They worry “the same thing might happen that happened in Kabul,” he said.
Asked if he believed that really might happen, he said: “I think it could, but I hope it won’t.”
Speaking to AFP ahead of the launch of the international humanitarian communities annual global appeal, Griffiths pointed out that the nearly $3 billion requested to address aid needs in Ethiopia next year was dramatically higher than in previous appeals “because of the likelihood that these needs will grow.”
The UN’s World Food Programme said last week that the number of people requiring food aid in Ethiopia’s war-torn north had surged to more than nine million, while drought has also deepened food insecurity in other regions.
The UN has warned that 400,000 people in the north of the country were at risk of famine, but Griffiths said a lack of fuel and access to assess the situation on the ground meant a full-blown famine had yet to be confirmed.
With improved access and more available fuel, UN agencies are now aiming to make the assessment within weeks.
Asked if there was a risk of a repeat of the devastating famine conditions that killed more than a million people in Ethiopia in the mid-1980s, Griffiths said he hoped not.
“I just hope to God that we’re not going to see that kind of misery.”

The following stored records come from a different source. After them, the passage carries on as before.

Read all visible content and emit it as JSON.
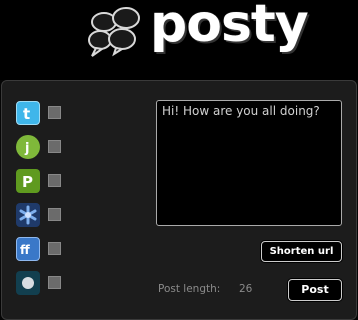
{
  "app": {
    "logo_text": "posty"
  },
  "services": [
    {
      "name": "twitter",
      "icon": "twitter-icon",
      "color": "#35b3e8",
      "checked": false
    },
    {
      "name": "jaiku",
      "icon": "jaiku-icon",
      "color": "#7fb83a",
      "checked": false
    },
    {
      "name": "plurk",
      "icon": "plurk-icon",
      "color": "#5f9a1f",
      "checked": false
    },
    {
      "name": "identica",
      "icon": "snowflake-icon",
      "color": "#2e4f8c",
      "checked": false
    },
    {
      "name": "friendfeed",
      "icon": "friendfeed-icon",
      "color": "#3a78c8",
      "checked": false
    },
    {
      "name": "other",
      "icon": "circle-icon",
      "color": "#1b5a6e",
      "checked": false
    }
  ],
  "composer": {
    "text": "Hi! How are you all doing?",
    "post_length_label": "Post length:",
    "post_length_value": "26"
  },
  "buttons": {
    "shorten_url": "Shorten url",
    "post": "Post"
  }
}
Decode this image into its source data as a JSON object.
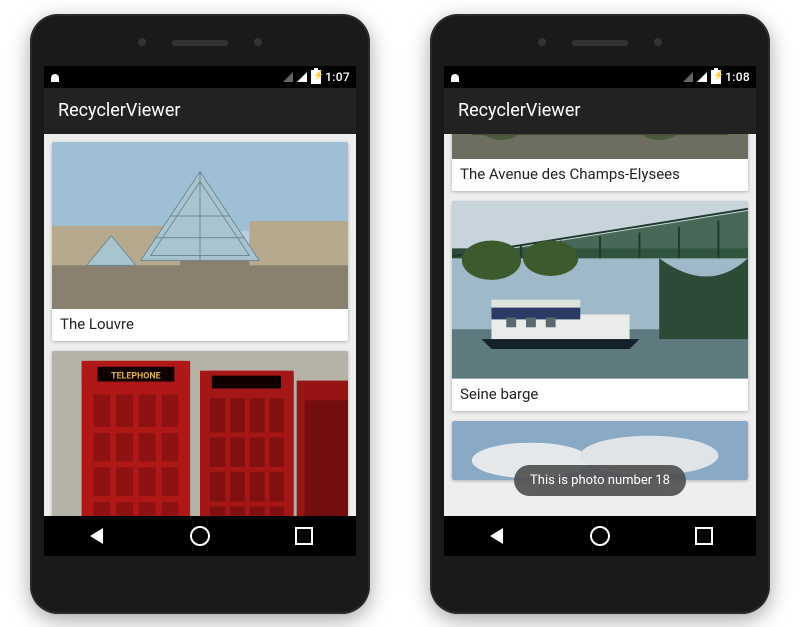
{
  "phones": [
    {
      "status": {
        "time": "1:07"
      },
      "appbar": {
        "title": "RecyclerViewer"
      },
      "cards": [
        {
          "caption": "The Louvre"
        }
      ],
      "toast": null
    },
    {
      "status": {
        "time": "1:08"
      },
      "appbar": {
        "title": "RecyclerViewer"
      },
      "cards": [
        {
          "caption": "The Avenue des Champs-Elysees"
        },
        {
          "caption": "Seine barge"
        }
      ],
      "toast": "This is photo number 18"
    }
  ]
}
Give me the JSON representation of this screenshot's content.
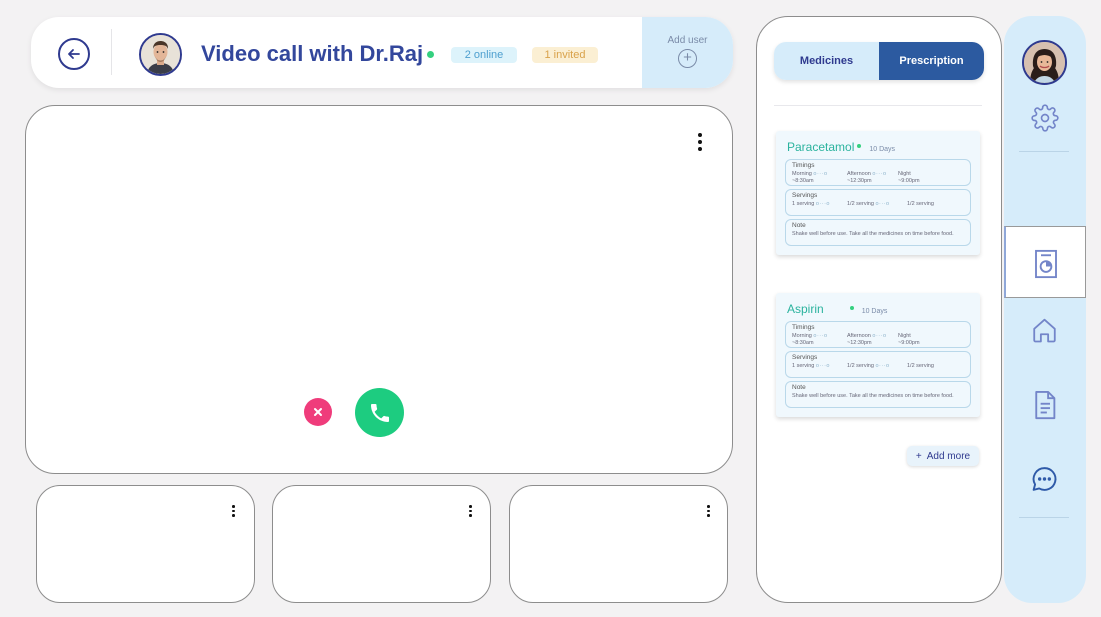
{
  "header": {
    "title": "Video call with Dr.Raj",
    "online_badge": "2 online",
    "invited_badge": "1 invited",
    "add_user_label": "Add user",
    "doctor_avatar": "doctor-avatar"
  },
  "colors": {
    "primary": "#2f3a8f",
    "accent_green": "#1dcc80",
    "end_call_pink": "#ef3c7b",
    "panel_blue": "#d6ecfa",
    "medicine_name": "#2bb39e"
  },
  "call_controls": {
    "end_icon": "close-icon",
    "accept_icon": "phone-icon"
  },
  "prescription_panel": {
    "tabs": [
      {
        "label": "Medicines",
        "active": false
      },
      {
        "label": "Prescription",
        "active": true
      }
    ],
    "medicines": [
      {
        "name": "Paracetamol",
        "duration": "10 Days",
        "timings_title": "Timings",
        "timings": [
          {
            "label": "Morning",
            "time": "~8:30am"
          },
          {
            "label": "Afternoon",
            "time": "~12:30pm"
          },
          {
            "label": "Night",
            "time": "~9:00pm"
          }
        ],
        "servings_title": "Servings",
        "servings": [
          "1 serving",
          "1/2 serving",
          "1/2 serving"
        ],
        "note_title": "Note",
        "note": "Shake well before use. Take all the medicines on time before food."
      },
      {
        "name": "Aspirin",
        "duration": "10 Days",
        "timings_title": "Timings",
        "timings": [
          {
            "label": "Morning",
            "time": "~8:30am"
          },
          {
            "label": "Afternoon",
            "time": "~12:30pm"
          },
          {
            "label": "Night",
            "time": "~9:00pm"
          }
        ],
        "servings_title": "Servings",
        "servings": [
          "1 serving",
          "1/2 serving",
          "1/2 serving"
        ],
        "note_title": "Note",
        "note": "Shake well before use. Take all the medicines on time before food."
      }
    ],
    "add_more_label": "Add more"
  },
  "nav_rail": {
    "items": [
      {
        "name": "settings",
        "icon": "gear-icon"
      },
      {
        "name": "prescription",
        "icon": "report-icon",
        "active": true
      },
      {
        "name": "home",
        "icon": "home-icon"
      },
      {
        "name": "documents",
        "icon": "document-icon"
      },
      {
        "name": "chat",
        "icon": "chat-icon"
      }
    ]
  }
}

Omicron could become dominant in France by end of January -government advisor

Omicron could become dominant in France by end of January -government advisor
Updated 02 December 2021

Omicron could become dominant in France by end of January -government advisor

Omicron could become dominant in France by end of January -government advisor
  • The local health body for the Ile de France region said in a statement that a case of omicron variant had been found in a person who returned from Nigeria

PARIS: The omicron coronavirus variant could become the dominant strain in France by the end of January, but meanwhile it should be possible to have a good Christmas if steps are taken to curb the delta strain, France’s top scientific adviser said on Thursday.
Jean-Francois Delfraissy told BFM television the “true enemy” for now was still delta, spreading in a fifth wave.
“We should see a progressive rise of the omicron variant, which will take over from delta,” possibly by the end of January, he said.
“Christmas is not at risk if the population and decision-makers are all very cautious,” he said, reiterating that social distancing and a third, booster shot of vaccines were key weapons in the fight against COVID-19.
France recorded nearly 50,000 new conformed COVID-19 cases over 24 hours, the Health Ministry said on Wednesday.
There were 1,886 people in intensive care units with COVID-19 on Wednesday, a level Delfraissy said was not yet a peak, particularly when compared to 6,000-7000 at the height of the second wave in France last autumn.
The local health body for the Ile de France region of greater Paris said in a statement on Thursday that a case of omicron variant had been found in a person who returned from Nigeria, the first confirmed case in Metropolitan France.